Warner Bros. Not only did Discovery turn a corner to post a quarterly streaming profit on Friday, but its CEO David Zaslav told analysts on an earnings conference call that he’s also excited about the improving outlook for the Hollywood giant’s venerable studio.
Zaslav reviewed Warner Bros. and touting its 100th anniversary this year, highlighting that “this studio has historically been the industry’s crown jewel, and we’re working hard to rebuild it to its former glory.” He praised “a meaningful creative momentum, with more and more of the industry’s most talented storytellers choosing to work with us.”
“After a very challenging year at the box office,” Zaslav praised such upcoming film releases as Dune: part two, Barbie, Blue Beetle And The flash. And he said, “We’re committed to not only expanding the size of our movie lineup next year, but more importantly, we’re committed to making great, high-quality movies that make an impact.” He reiterated his earlier comment that “it’s not about how much, it’s about how well.”
Warner Bros. had “two of the worst years,” but management is optimistic about rebuilding the studio, Zaslav said later on the call. “We’ve had James Gunn and Peter (Safran) working really hard on DC, which is going to be a very big growth engine for this company.

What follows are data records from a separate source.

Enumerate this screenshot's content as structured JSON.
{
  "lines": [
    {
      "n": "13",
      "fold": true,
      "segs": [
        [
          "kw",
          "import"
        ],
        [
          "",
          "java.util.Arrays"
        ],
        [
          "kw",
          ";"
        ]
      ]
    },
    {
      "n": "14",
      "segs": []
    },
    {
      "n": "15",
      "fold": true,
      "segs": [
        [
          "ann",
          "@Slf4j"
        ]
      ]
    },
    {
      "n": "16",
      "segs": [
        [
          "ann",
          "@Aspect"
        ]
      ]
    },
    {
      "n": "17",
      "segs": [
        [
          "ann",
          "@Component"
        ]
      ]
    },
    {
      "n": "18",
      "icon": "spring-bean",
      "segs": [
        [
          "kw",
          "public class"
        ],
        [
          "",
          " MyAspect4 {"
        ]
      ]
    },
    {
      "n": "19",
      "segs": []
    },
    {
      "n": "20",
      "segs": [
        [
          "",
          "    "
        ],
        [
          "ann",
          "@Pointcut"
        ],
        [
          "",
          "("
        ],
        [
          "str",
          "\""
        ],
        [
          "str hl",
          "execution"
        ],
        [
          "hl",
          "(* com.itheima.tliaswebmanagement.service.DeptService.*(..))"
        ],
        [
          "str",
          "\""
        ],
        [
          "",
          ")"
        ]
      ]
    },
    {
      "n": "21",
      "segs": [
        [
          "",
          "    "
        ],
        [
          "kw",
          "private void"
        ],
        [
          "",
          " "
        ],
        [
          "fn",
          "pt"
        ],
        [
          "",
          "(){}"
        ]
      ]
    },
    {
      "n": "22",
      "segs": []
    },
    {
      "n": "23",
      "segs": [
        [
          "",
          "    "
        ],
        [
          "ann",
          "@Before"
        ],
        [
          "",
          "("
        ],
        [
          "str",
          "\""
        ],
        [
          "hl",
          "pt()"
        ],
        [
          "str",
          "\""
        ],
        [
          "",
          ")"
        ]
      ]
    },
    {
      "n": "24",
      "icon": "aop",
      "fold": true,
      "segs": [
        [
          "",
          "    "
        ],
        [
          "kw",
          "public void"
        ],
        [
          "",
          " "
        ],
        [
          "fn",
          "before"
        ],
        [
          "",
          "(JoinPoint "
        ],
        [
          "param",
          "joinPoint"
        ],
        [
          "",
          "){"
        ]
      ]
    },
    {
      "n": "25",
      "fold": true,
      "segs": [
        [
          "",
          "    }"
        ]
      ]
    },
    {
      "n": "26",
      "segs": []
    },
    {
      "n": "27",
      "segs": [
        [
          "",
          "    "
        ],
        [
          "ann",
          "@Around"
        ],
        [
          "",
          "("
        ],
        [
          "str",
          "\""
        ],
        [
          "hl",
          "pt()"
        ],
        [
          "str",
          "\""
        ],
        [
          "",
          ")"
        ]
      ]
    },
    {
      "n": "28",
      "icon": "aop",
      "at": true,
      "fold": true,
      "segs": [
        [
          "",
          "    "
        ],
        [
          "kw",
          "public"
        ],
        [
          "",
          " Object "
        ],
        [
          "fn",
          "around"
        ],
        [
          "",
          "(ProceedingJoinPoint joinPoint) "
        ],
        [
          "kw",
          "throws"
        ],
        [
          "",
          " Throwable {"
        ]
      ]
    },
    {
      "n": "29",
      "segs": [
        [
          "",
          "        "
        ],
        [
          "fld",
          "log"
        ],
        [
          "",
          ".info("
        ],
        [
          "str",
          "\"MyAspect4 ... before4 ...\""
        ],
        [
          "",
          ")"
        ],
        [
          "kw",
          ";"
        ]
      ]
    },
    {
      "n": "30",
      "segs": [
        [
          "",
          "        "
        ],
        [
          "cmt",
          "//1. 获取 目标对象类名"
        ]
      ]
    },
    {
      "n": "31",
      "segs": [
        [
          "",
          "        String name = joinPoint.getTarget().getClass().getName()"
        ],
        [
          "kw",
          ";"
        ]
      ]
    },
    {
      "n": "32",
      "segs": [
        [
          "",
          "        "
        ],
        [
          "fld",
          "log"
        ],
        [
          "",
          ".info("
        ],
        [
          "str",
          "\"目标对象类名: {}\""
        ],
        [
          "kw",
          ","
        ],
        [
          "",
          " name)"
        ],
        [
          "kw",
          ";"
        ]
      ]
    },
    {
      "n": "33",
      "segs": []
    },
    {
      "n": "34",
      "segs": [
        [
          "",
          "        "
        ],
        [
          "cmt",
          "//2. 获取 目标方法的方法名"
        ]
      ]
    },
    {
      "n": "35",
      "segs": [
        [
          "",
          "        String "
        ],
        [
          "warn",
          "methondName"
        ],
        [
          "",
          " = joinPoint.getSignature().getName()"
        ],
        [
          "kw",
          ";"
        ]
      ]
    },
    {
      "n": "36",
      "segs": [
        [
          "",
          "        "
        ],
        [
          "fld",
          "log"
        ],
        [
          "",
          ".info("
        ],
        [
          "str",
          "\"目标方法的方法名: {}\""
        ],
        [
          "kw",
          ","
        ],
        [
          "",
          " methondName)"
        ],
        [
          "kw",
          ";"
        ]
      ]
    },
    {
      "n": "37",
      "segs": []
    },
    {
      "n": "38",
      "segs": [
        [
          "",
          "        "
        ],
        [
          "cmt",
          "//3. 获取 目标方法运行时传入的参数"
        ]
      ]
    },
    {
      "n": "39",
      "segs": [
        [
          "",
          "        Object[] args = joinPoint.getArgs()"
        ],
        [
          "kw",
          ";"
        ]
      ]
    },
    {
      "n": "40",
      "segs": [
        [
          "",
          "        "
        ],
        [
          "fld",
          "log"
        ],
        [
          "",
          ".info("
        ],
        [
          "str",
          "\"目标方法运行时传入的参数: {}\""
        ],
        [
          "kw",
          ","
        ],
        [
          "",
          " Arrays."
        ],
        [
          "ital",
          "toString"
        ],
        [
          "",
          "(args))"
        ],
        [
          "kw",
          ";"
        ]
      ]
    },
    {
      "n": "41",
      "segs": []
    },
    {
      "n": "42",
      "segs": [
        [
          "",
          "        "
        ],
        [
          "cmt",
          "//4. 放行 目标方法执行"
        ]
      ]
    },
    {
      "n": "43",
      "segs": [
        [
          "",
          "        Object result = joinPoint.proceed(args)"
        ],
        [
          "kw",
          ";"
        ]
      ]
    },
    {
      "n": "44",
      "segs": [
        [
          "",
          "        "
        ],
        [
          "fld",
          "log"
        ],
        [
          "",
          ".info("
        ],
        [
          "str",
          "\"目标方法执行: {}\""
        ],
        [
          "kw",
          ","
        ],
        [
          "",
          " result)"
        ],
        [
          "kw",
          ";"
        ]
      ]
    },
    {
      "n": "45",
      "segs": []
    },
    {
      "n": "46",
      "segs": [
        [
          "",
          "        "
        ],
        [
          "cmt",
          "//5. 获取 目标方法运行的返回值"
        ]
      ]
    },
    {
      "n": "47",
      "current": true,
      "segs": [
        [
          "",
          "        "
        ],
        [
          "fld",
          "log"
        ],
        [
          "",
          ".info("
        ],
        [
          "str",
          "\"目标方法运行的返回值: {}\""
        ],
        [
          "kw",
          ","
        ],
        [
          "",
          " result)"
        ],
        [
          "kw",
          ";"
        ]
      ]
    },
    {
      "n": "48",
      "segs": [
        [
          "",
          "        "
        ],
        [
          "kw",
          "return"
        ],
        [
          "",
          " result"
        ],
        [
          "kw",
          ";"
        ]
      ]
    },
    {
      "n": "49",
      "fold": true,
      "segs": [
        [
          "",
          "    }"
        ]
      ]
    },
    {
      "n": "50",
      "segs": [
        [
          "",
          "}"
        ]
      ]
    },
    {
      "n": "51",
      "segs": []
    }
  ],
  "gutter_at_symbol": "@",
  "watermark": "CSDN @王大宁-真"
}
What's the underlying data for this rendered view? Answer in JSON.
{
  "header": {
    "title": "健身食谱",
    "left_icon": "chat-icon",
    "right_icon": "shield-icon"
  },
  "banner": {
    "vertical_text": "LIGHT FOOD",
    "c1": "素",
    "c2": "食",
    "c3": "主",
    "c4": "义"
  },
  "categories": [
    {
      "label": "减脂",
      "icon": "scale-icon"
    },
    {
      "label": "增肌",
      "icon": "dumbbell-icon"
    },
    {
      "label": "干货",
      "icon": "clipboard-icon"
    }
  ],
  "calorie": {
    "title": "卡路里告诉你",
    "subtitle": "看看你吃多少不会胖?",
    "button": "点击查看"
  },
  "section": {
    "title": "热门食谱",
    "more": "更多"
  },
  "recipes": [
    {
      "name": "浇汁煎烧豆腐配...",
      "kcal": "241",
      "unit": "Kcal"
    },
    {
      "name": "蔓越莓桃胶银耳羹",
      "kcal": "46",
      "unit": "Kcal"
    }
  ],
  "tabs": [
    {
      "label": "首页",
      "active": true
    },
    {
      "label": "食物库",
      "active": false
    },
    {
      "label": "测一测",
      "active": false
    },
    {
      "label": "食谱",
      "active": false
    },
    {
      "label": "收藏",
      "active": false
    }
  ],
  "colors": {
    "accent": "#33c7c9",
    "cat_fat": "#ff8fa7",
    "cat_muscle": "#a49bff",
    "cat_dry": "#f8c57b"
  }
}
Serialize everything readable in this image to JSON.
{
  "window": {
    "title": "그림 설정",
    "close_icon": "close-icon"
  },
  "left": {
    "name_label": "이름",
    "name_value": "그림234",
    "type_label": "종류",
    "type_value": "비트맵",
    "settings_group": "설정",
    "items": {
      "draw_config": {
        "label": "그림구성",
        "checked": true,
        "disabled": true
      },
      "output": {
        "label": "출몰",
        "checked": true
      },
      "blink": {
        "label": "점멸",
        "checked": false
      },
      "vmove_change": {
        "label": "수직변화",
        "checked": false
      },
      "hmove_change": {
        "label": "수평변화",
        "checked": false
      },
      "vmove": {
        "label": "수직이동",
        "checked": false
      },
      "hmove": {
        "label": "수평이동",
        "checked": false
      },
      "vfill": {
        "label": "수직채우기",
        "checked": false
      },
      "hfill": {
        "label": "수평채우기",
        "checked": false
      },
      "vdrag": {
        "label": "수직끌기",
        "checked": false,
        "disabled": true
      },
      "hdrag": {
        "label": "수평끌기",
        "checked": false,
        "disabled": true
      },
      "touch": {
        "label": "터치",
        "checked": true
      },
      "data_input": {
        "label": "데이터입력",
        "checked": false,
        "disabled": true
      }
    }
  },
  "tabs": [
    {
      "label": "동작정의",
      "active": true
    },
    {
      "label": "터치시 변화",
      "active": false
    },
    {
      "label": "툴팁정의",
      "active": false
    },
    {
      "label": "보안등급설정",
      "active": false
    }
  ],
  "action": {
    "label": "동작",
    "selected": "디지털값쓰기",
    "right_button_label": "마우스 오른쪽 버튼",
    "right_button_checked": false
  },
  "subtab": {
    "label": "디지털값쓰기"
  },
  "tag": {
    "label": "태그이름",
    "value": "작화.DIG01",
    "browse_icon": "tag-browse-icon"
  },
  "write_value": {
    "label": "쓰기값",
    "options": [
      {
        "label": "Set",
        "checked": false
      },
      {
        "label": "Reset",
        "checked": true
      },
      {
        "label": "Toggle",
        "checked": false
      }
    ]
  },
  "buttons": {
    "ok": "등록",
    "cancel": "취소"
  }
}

We are very optimistic about DC. The Superman script initial draft is done. Gunn is on a mission from God. It is a very good time to prove to DC what we have and how strong it is globally for long-term sustainable growth.”
The CEO of WBD continued, “We have more movies that are better; we have worked hard to repair and improve and invest in them. We said not a movie before its time. And with Barbie And Flash we have two really good movies. I think the slate that comes now will make a big difference. We have lost a lot of money in the film industry and making that turnaround is important.”
Zaslav also said his team is focused on “reinvigorating our feature animation business,” citing the recent hiring of former DreamWorks Animation chief executive Bill Damaschke who is “hard at work (with the studio’s leadership) to develop a new slate.”